A Windows 98 Story
I recently upgraded two of our PCs to Windows 98. Much of the marketing around Windows 98 touts its integration with Internet Explorer, channel bars, windows that now look like an Internet browser, and support for multimedia devices such as TV tuners.
Instead of the flashy graphics, I like the reliability and performance enhancements, especially the new System Information Tool and disk defragmenter. The System Information Tool is a nice step forward. It includes several utilities to verify and preserve the integrity of a Windows 98 PC. I especially like the registry checker, because I’ve complained about NT’s lack of a registry checker for a long time. Select this item, and it claims to check the registry and then prompts to create a backup copy. According to the online help, Windows 98 runs the registry checker at boot time. If it detects a registry problem, it restores the backup copy. I would like to see a provision for multiple backup copies -- perhaps a rotation of the most recent "n" versions, with "n" settable as a parameter someplace.
Although disk defragmenters have been around for several years, the Windows 98 defragmenter is convenient, is easy to use and appears to work. I noticed a nice performance improvement after I defragmented one system’s C drive.
I first upgraded an HP Vectra VL5/120 with 40 MB of RAM, a sound card, a CD-ROM, a 1-GB C drive chronically short of space, and a 2.5-GB hard drive carved into a bunch of partitions over the past couple of years.
The upgrade itself went smoothly enough. It preserved all my old settings, but autodetecting the peripheral hardware devices took a couple of reboots. Hardware detection is always a major hassle, and I’ll bet Microsoft’s development teams would sleep lots better if hardware vendors could agree on a coherent set of standards.
The new file system, FAT32, is really nice. Windows 95 OSR 2 quietly introduced it a few years ago. The nice part about FAT32 is a File Allocation Table that allows for lots more clusters than before.
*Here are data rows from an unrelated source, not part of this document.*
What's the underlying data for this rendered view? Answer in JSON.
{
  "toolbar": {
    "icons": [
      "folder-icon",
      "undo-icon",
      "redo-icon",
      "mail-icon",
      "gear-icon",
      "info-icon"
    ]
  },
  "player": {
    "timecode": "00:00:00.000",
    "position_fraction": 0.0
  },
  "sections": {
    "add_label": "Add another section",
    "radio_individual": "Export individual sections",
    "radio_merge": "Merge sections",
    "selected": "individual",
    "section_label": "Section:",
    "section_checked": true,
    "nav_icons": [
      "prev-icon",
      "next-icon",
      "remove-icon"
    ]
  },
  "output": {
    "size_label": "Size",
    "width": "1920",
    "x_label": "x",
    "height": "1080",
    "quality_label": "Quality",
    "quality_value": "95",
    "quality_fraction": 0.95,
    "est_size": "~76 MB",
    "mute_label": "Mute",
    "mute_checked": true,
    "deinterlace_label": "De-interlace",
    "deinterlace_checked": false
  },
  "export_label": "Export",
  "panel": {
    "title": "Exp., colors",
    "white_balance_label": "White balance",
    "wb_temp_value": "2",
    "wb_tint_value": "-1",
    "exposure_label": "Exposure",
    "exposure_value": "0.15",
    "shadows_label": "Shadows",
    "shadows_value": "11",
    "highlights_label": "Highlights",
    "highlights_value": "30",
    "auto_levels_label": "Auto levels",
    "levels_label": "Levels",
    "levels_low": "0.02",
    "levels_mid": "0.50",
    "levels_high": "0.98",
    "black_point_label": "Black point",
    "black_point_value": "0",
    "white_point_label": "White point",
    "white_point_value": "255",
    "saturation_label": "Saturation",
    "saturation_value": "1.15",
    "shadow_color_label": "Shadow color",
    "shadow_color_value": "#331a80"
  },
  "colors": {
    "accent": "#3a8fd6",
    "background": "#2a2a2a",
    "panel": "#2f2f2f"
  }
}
The traditional FAT file system, now renamed FAT16, is a relic from the early DOS days when PC hard drives were optional. It divides disk partitions into logical allocation units called clusters. The FAT is a data structure that maps which clusters belong to which files. It contains 16-bit entries, which means a partition can have at most about 65,000 clusters. This means that for a 2.1-GB partition, each cluster gobbles roughly 32,000 bytes. Since every file on a FAT-formatted disk occupies at least one cluster, even a 1-byte file still gobbles 32,000 bytes. Since most PC files are small, this means the FAT16 file system is incredibly wasteful with modern hard drives.
FAT32 uses 32-bit entries, which allows for lots more smaller-sized clusters. I converted my 1-GB hard drive to FAT32, and free space went from just over 100 MB to more than 300 MB. This means I can put off buying that bigger hard drive for a few more months.
The downside to FAT32 is that Windows NT 4.0 has no clue how to deal with it. So a PC with a FAT32 C drive cannot dual-boot between NT and Windows 98. Microsoft plans to fix this with NT 5.0.
My second PC upgrade was an IBM ThinkPad 380D laptop with a port replicator. This unit has 32 MB of memory, a nice-sized hard drive, and a Megahertz combo 33.6 modem and network PCMCIA card. This $200 combo card is proving more trouble than it’s worth.
The upgrade went smoothly, but the laptop hung when it detected the Megahertz card in the port replicator PCMCIA slot. After gobs of phone calls to IBM, Megahertz and Cardsoft, whose real-mode PCMCIA software was bundled with the laptop, rounds of ThinkPad firmware updates from IBM, and software updates from the Cardsoft folks, it finally worked most of the time from both places.
So far, I like Windows 98 better than Windows 95, but -- except for power management and plug-and-play support -- not as much as Windows NT. The best news is that now that we’ve had a taste of what looks like genuine reliability enhancements, we can hopefully look forward to even better stuff when NT 5.0 hits the streets.
Greg Scott, Microsoft Certified Systems Engineer (MCSE), is president of Scott Consulting Corp. (Eagan, Minn.). Contact him at firstname.lastname@example.org.